When I raised my concerns, they were duly fobbed off (just as they have been fobbed off by all elected representatives for the area – two local, one state and two federal), with a siloed tone of ‘thanks for your email but we really do know best and we’ll deal with all those planning issues in a decade’. Hmm, thanks so much for taking citizenship, futuring and integrated and sustainable planning for the locality seriously at a time when we hear so much about urban policy, regional planning and population growth!! In part, we just don’t want to see a repeat of what’s happened to the community in Lutwyche and Kedron; we want transition to be adaptive, opportunitistic, aspirational and responsive.
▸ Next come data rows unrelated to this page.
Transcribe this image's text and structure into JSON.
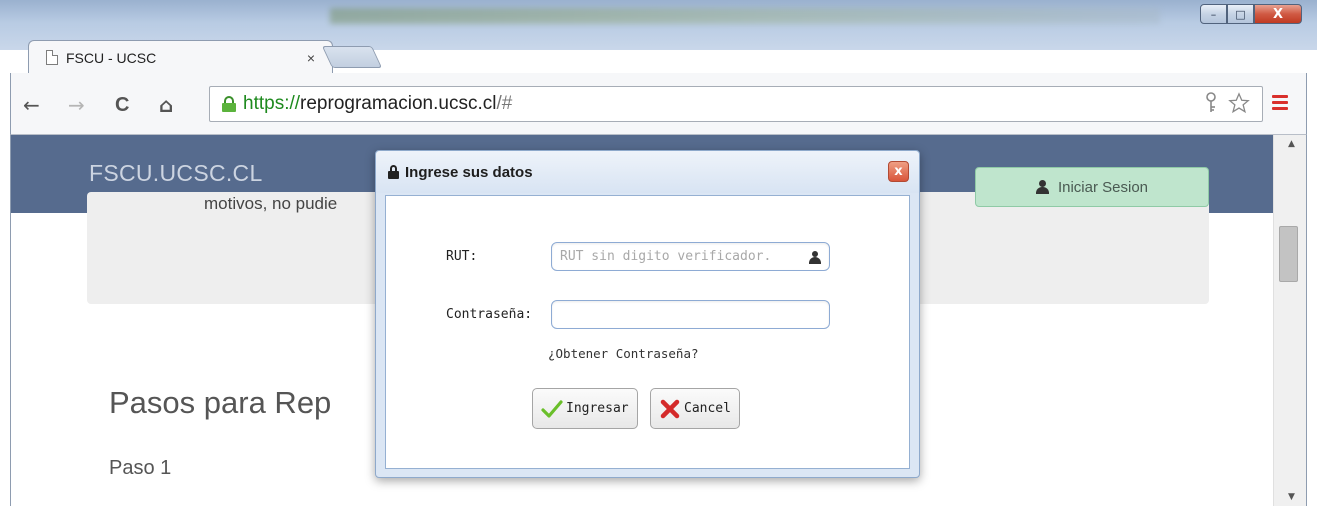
{
  "browser": {
    "tab_title": "FSCU - UCSC",
    "tab_close": "×",
    "url_scheme": "https://",
    "url_host": "reprogramacion.ucsc.cl",
    "url_path": "/#",
    "nav": {
      "back": "←",
      "forward": "→",
      "reload": "C",
      "home": "⌂"
    },
    "window_buttons": {
      "minimize": "–",
      "maximize": "□",
      "close": "X"
    }
  },
  "page": {
    "brand": "FSCU.UCSC.CL",
    "login_button": "Iniciar Sesion",
    "info_text": "motivos, no pudie",
    "steps_title": "Pasos para Rep",
    "step_label": "Paso 1"
  },
  "dialog": {
    "title": "Ingrese sus datos",
    "close": "x",
    "rut_label": "RUT:",
    "rut_placeholder": "RUT sin digito verificador.",
    "rut_value": "",
    "password_label": "Contraseña:",
    "password_value": "",
    "forgot_link": "¿Obtener Contraseña?",
    "submit_button": "Ingresar",
    "cancel_button": "Cancel"
  },
  "icons": {
    "page": "page-icon",
    "lock": "lock-icon",
    "user": "user-icon",
    "key": "key-icon",
    "star": "star-icon",
    "menu": "menu-icon",
    "check": "check-icon",
    "cancel": "x-icon"
  },
  "colors": {
    "header_bg": "#566b8e",
    "login_btn_bg": "#bfe5cd",
    "url_scheme": "#1e8a1e",
    "dialog_bg": "#dbe6f4",
    "menu_icon": "#d9302c"
  }
}
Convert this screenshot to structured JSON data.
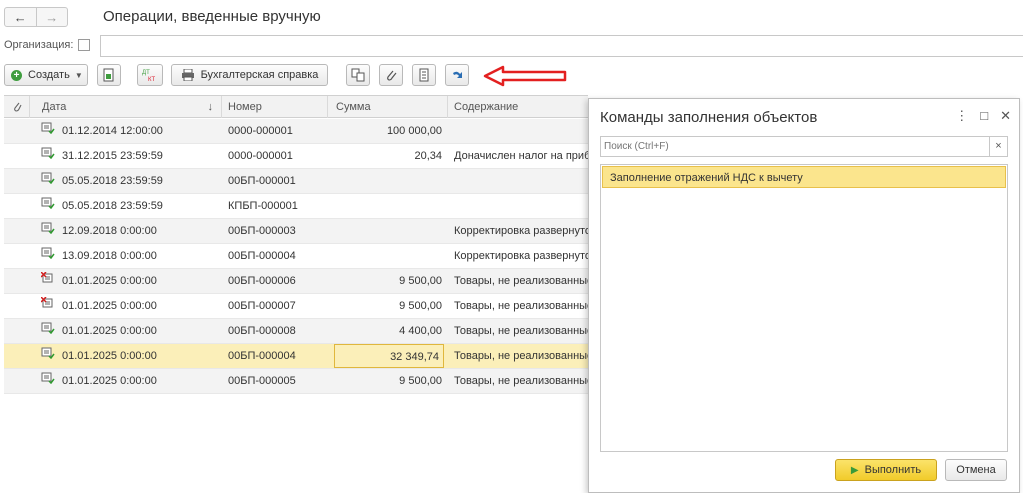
{
  "nav": {
    "back_icon": "arrow-left-icon",
    "forward_icon": "arrow-right-icon"
  },
  "page_title": "Операции, введенные вручную",
  "filter": {
    "org_label": "Организация:",
    "org_value": ""
  },
  "toolbar": {
    "create_label": "Создать",
    "report_label": "Бухгалтерская справка"
  },
  "grid": {
    "columns": {
      "date": "Дата",
      "number": "Номер",
      "sum": "Сумма",
      "content": "Содержание"
    },
    "rows": [
      {
        "icon": "doc-posted-icon",
        "date": "01.12.2014 12:00:00",
        "number": "0000-000001",
        "sum": "100 000,00",
        "content": ""
      },
      {
        "icon": "doc-posted-icon",
        "date": "31.12.2015 23:59:59",
        "number": "0000-000001",
        "sum": "20,34",
        "content": "Доначислен налог на приб"
      },
      {
        "icon": "doc-posted-icon",
        "date": "05.05.2018 23:59:59",
        "number": "00БП-000001",
        "sum": "",
        "content": ""
      },
      {
        "icon": "doc-posted-icon",
        "date": "05.05.2018 23:59:59",
        "number": "КПБП-000001",
        "sum": "",
        "content": ""
      },
      {
        "icon": "doc-posted-icon",
        "date": "12.09.2018 0:00:00",
        "number": "00БП-000003",
        "sum": "",
        "content": "Корректировка развернуто"
      },
      {
        "icon": "doc-posted-icon",
        "date": "13.09.2018 0:00:00",
        "number": "00БП-000004",
        "sum": "",
        "content": "Корректировка развернуто"
      },
      {
        "icon": "doc-deleted-icon",
        "date": "01.01.2025 0:00:00",
        "number": "00БП-000006",
        "sum": "9 500,00",
        "content": "Товары, не реализованные"
      },
      {
        "icon": "doc-deleted-icon",
        "date": "01.01.2025 0:00:00",
        "number": "00БП-000007",
        "sum": "9 500,00",
        "content": "Товары, не реализованные"
      },
      {
        "icon": "doc-posted-icon",
        "date": "01.01.2025 0:00:00",
        "number": "00БП-000008",
        "sum": "4 400,00",
        "content": "Товары, не реализованные"
      },
      {
        "icon": "doc-posted-icon",
        "date": "01.01.2025 0:00:00",
        "number": "00БП-000004",
        "sum": "32 349,74",
        "content": "Товары, не реализованные"
      },
      {
        "icon": "doc-posted-icon",
        "date": "01.01.2025 0:00:00",
        "number": "00БП-000005",
        "sum": "9 500,00",
        "content": "Товары, не реализованные"
      }
    ]
  },
  "dialog": {
    "title": "Команды заполнения объектов",
    "search_placeholder": "Поиск (Ctrl+F)",
    "clear_label": "×",
    "items": [
      "Заполнение отражений НДС к вычету"
    ],
    "run_label": "Выполнить",
    "cancel_label": "Отмена"
  },
  "colors": {
    "accent_yellow": "#fbe58d",
    "selected_row": "#fbefb9",
    "annotation_arrow": "#e32020",
    "create_icon": "#3f9d3f"
  }
}
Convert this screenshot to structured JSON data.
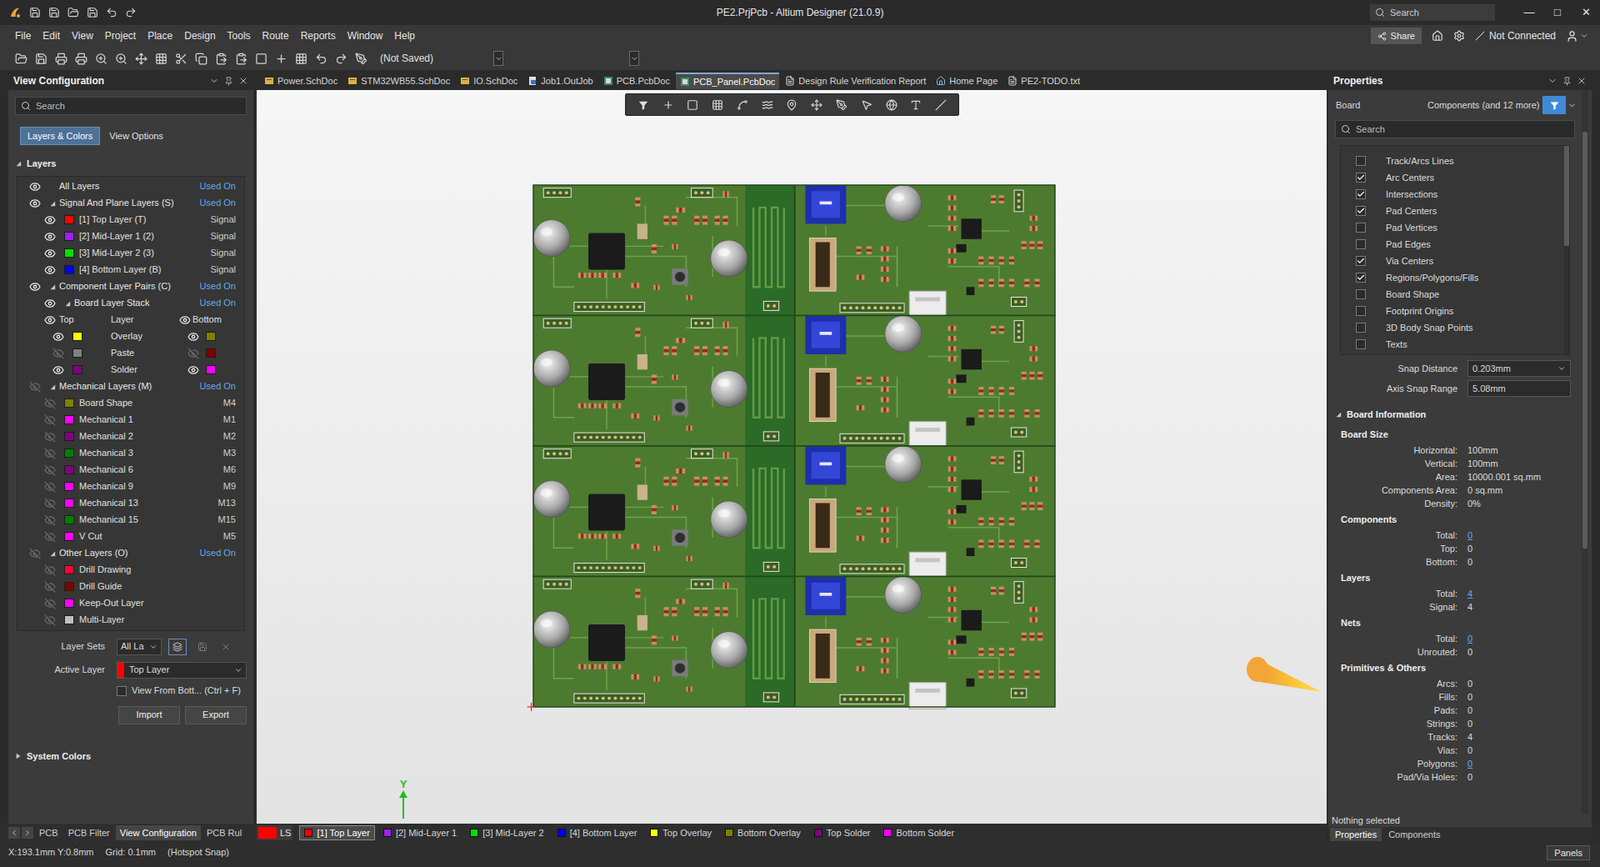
{
  "window": {
    "title": "PE2.PrjPcb - Altium Designer (21.0.9)",
    "search": "Search",
    "controls": [
      "—",
      "□",
      "✕"
    ]
  },
  "menu": [
    "File",
    "Edit",
    "View",
    "Project",
    "Place",
    "Design",
    "Tools",
    "Route",
    "Reports",
    "Window",
    "Help"
  ],
  "menu_right": {
    "share": "Share",
    "connection": "Not Connected"
  },
  "toolbar": {
    "document_state": "(Not Saved)"
  },
  "doc_tabs": [
    {
      "label": "Power.SchDoc",
      "kind": "sch",
      "selected": false
    },
    {
      "label": "STM32WB55.SchDoc",
      "kind": "sch",
      "selected": false
    },
    {
      "label": "IO.SchDoc",
      "kind": "sch",
      "selected": false
    },
    {
      "label": "Job1.OutJob",
      "kind": "outjob",
      "selected": false
    },
    {
      "label": "PCB.PcbDoc",
      "kind": "pcb",
      "selected": false
    },
    {
      "label": "PCB_Panel.PcbDoc",
      "kind": "pcb",
      "selected": true
    },
    {
      "label": "Design Rule Verification Report",
      "kind": "report",
      "selected": false
    },
    {
      "label": "Home Page",
      "kind": "home",
      "selected": false
    },
    {
      "label": "PE2-TODO.txt",
      "kind": "text",
      "selected": false
    }
  ],
  "left_panel": {
    "title": "View Configuration",
    "search": "Search",
    "tabs": [
      {
        "label": "Layers & Colors",
        "selected": true
      },
      {
        "label": "View Options",
        "selected": false
      }
    ],
    "section": {
      "label": "Layers",
      "expanded": true
    },
    "layers": [
      {
        "kind": "all",
        "name": "All Layers",
        "value": "Used On",
        "visible": true
      },
      {
        "kind": "group",
        "name": "Signal And Plane Layers (S)",
        "value": "Used On",
        "visible": true,
        "expanded": true,
        "children": [
          {
            "kind": "layer",
            "name": "[1] Top Layer (T)",
            "value": "Signal",
            "visible": true,
            "color": "#ff0000"
          },
          {
            "kind": "layer",
            "name": "[2] Mid-Layer 1 (2)",
            "value": "Signal",
            "visible": true,
            "color": "#a020f0"
          },
          {
            "kind": "layer",
            "name": "[3] Mid-Layer 2 (3)",
            "value": "Signal",
            "visible": true,
            "color": "#00e000"
          },
          {
            "kind": "layer",
            "name": "[4] Bottom Layer (B)",
            "value": "Signal",
            "visible": true,
            "color": "#0000ff"
          }
        ]
      },
      {
        "kind": "group",
        "name": "Component Layer Pairs (C)",
        "value": "Used On",
        "visible": true,
        "expanded": true,
        "children": [
          {
            "kind": "group",
            "name": "Board Layer Stack",
            "value": "Used On",
            "visible": true,
            "expanded": true,
            "children": [
              {
                "kind": "pair-header",
                "top": "Top",
                "name": "Layer",
                "bottom": "Bottom",
                "top_visible": true,
                "bottom_visible": true
              },
              {
                "kind": "pair",
                "name": "Overlay",
                "top_color": "#ffff00",
                "bottom_color": "#808000",
                "top_visible": true,
                "bottom_visible": true
              },
              {
                "kind": "pair",
                "name": "Paste",
                "top_color": "#808080",
                "bottom_color": "#800000",
                "top_visible": false,
                "bottom_visible": false
              },
              {
                "kind": "pair",
                "name": "Solder",
                "top_color": "#800080",
                "bottom_color": "#ff00ff",
                "top_visible": true,
                "bottom_visible": true
              }
            ]
          }
        ]
      },
      {
        "kind": "group",
        "name": "Mechanical Layers (M)",
        "value": "Used On",
        "visible": false,
        "expanded": true,
        "children": [
          {
            "kind": "layer",
            "name": "Board Shape",
            "value": "M4",
            "visible": false,
            "color": "#808000"
          },
          {
            "kind": "layer",
            "name": "Mechanical 1",
            "value": "M1",
            "visible": false,
            "color": "#ff00ff"
          },
          {
            "kind": "layer",
            "name": "Mechanical 2",
            "value": "M2",
            "visible": false,
            "color": "#800080"
          },
          {
            "kind": "layer",
            "name": "Mechanical 3",
            "value": "M3",
            "visible": false,
            "color": "#008000"
          },
          {
            "kind": "layer",
            "name": "Mechanical 6",
            "value": "M6",
            "visible": false,
            "color": "#800080"
          },
          {
            "kind": "layer",
            "name": "Mechanical 9",
            "value": "M9",
            "visible": false,
            "color": "#ff00ff"
          },
          {
            "kind": "layer",
            "name": "Mechanical 13",
            "value": "M13",
            "visible": false,
            "color": "#ff00ff"
          },
          {
            "kind": "layer",
            "name": "Mechanical 15",
            "value": "M15",
            "visible": false,
            "color": "#008000"
          },
          {
            "kind": "layer",
            "name": "V Cut",
            "value": "M5",
            "visible": false,
            "color": "#ff00ff"
          }
        ]
      },
      {
        "kind": "group",
        "name": "Other Layers (O)",
        "value": "Used On",
        "visible": false,
        "expanded": true,
        "children": [
          {
            "kind": "layer",
            "name": "Drill Drawing",
            "value": "",
            "visible": false,
            "color": "#ff0033"
          },
          {
            "kind": "layer",
            "name": "Drill Guide",
            "value": "",
            "visible": false,
            "color": "#800000"
          },
          {
            "kind": "layer",
            "name": "Keep-Out Layer",
            "value": "",
            "visible": false,
            "color": "#ff00ff"
          },
          {
            "kind": "layer",
            "name": "Multi-Layer",
            "value": "",
            "visible": false,
            "color": "#c0c0c0"
          }
        ]
      }
    ],
    "layer_sets": {
      "label": "Layer Sets",
      "value": "All La"
    },
    "active_layer": {
      "label": "Active Layer",
      "value": "Top Layer",
      "color": "#ff0000"
    },
    "view_from_bottom": {
      "label": "View From Bott... (Ctrl + F)",
      "checked": false
    },
    "buttons": [
      "Import",
      "Export"
    ],
    "system_colors": {
      "label": "System Colors",
      "expanded": false
    }
  },
  "canvas": {
    "axis_label": "Y"
  },
  "right_panel": {
    "title": "Properties",
    "filter_label": "Board",
    "filter_value": "Components (and 12 more)",
    "search": "Search",
    "snap_options": [
      {
        "label": "Track/Arcs Lines",
        "checked": false
      },
      {
        "label": "Arc Centers",
        "checked": true
      },
      {
        "label": "Intersections",
        "checked": true
      },
      {
        "label": "Pad Centers",
        "checked": true
      },
      {
        "label": "Pad Vertices",
        "checked": false
      },
      {
        "label": "Pad Edges",
        "checked": false
      },
      {
        "label": "Via Centers",
        "checked": true
      },
      {
        "label": "Regions/Polygons/Fills",
        "checked": true
      },
      {
        "label": "Board Shape",
        "checked": false
      },
      {
        "label": "Footprint Origins",
        "checked": false
      },
      {
        "label": "3D Body Snap Points",
        "checked": false
      },
      {
        "label": "Texts",
        "checked": false
      }
    ],
    "snap_distance": {
      "label": "Snap Distance",
      "value": "0.203mm"
    },
    "axis_snap": {
      "label": "Axis Snap Range",
      "value": "5.08mm"
    },
    "board_info": {
      "title": "Board Information",
      "expanded": true,
      "groups": [
        {
          "title": "Board Size",
          "rows": [
            {
              "label": "Horizontal:",
              "value": "100mm",
              "link": false
            },
            {
              "label": "Vertical:",
              "value": "100mm",
              "link": false
            },
            {
              "label": "Area:",
              "value": "10000.001 sq.mm",
              "link": false
            },
            {
              "label": "Components Area:",
              "value": "0 sq.mm",
              "link": false
            },
            {
              "label": "Density:",
              "value": "0%",
              "link": false
            }
          ]
        },
        {
          "title": "Components",
          "rows": [
            {
              "label": "Total:",
              "value": "0",
              "link": true
            },
            {
              "label": "Top:",
              "value": "0",
              "link": false
            },
            {
              "label": "Bottom:",
              "value": "0",
              "link": false
            }
          ]
        },
        {
          "title": "Layers",
          "rows": [
            {
              "label": "Total:",
              "value": "4",
              "link": true
            },
            {
              "label": "Signal:",
              "value": "4",
              "link": false
            }
          ]
        },
        {
          "title": "Nets",
          "rows": [
            {
              "label": "Total:",
              "value": "0",
              "link": true
            },
            {
              "label": "Unrouted:",
              "value": "0",
              "link": false
            }
          ]
        },
        {
          "title": "Primitives & Others",
          "rows": [
            {
              "label": "Arcs:",
              "value": "0",
              "link": false
            },
            {
              "label": "Fills:",
              "value": "0",
              "link": false
            },
            {
              "label": "Pads:",
              "value": "0",
              "link": false
            },
            {
              "label": "Strings:",
              "value": "0",
              "link": false
            },
            {
              "label": "Tracks:",
              "value": "4",
              "link": false
            },
            {
              "label": "Vias:",
              "value": "0",
              "link": false
            },
            {
              "label": "Polygons:",
              "value": "0",
              "link": true
            },
            {
              "label": "Pad/Via Holes:",
              "value": "0",
              "link": false
            }
          ]
        }
      ]
    },
    "status": "Nothing selected",
    "tabs": [
      {
        "label": "Properties",
        "selected": true
      },
      {
        "label": "Components",
        "selected": false
      }
    ]
  },
  "bottom_bar": {
    "panel_tabs": [
      {
        "label": "PCB",
        "selected": false
      },
      {
        "label": "PCB Filter",
        "selected": false
      },
      {
        "label": "View Configuration",
        "selected": true
      },
      {
        "label": "PCB Rul",
        "selected": false
      }
    ],
    "layer_set": {
      "label": "LS",
      "color": "#ff0000"
    },
    "layer_tabs": [
      {
        "label": "[1] Top Layer",
        "color": "#ff0000",
        "selected": true
      },
      {
        "label": "[2] Mid-Layer 1",
        "color": "#a020f0",
        "selected": false
      },
      {
        "label": "[3] Mid-Layer 2",
        "color": "#00e000",
        "selected": false
      },
      {
        "label": "[4] Bottom Layer",
        "color": "#0000ff",
        "selected": false
      },
      {
        "label": "Top Overlay",
        "color": "#ffff00",
        "selected": false
      },
      {
        "label": "Bottom Overlay",
        "color": "#808000",
        "selected": false
      },
      {
        "label": "Top Solder",
        "color": "#800080",
        "selected": false
      },
      {
        "label": "Bottom Solder",
        "color": "#ff00ff",
        "selected": false
      }
    ]
  },
  "status_bar": {
    "position": "X:193.1mm Y:0.8mm",
    "grid": "Grid: 0.1mm",
    "snap": "(Hotspot Snap)",
    "panels": "Panels"
  }
}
I woke this morning to stumble into a twitter feed and webcast of a James Howard Kunstler presentation at a conference in Boulder, USA. (I can’t wait until we have high speed broadband!) Kunstler’s words can be like a stinging slap in the face sometimes. He made a few important points about resource scarcity and cheap energy, asserting that globalisation is a transient set of economic conditions and relations, that economies will be internally focused again, that America will have great cities on a smaller scale, that rivers and lakes will be important again, that skyscrapers are obsolete. Some of that is up for debate, but in the end he points to a wholesale change, rather than tinkering with propositions that were flawed from the outset. With some pointed jabbing at designers, architects and decision makers, he said that when you have enough spaces people don’t care about, you’ll end up with a culture that doesn’t carry civilisation forward. He ended with ‘Give us hope, give us solutions. Greet the signals that reality is sending us (ie climate, energy). Respond intelligently and build confidence. Inspire the young to carry on … Now is not a time for cry babies.’ While he was speaking of the difficulties facing America, it is equally valid for us in Australia, even in Aspley. If we can’t read the signs locally to get the approach to planning and the weighing of opportunities right at the scale of a suburb like Aspley, then how can we expect to do it at city and regional scale?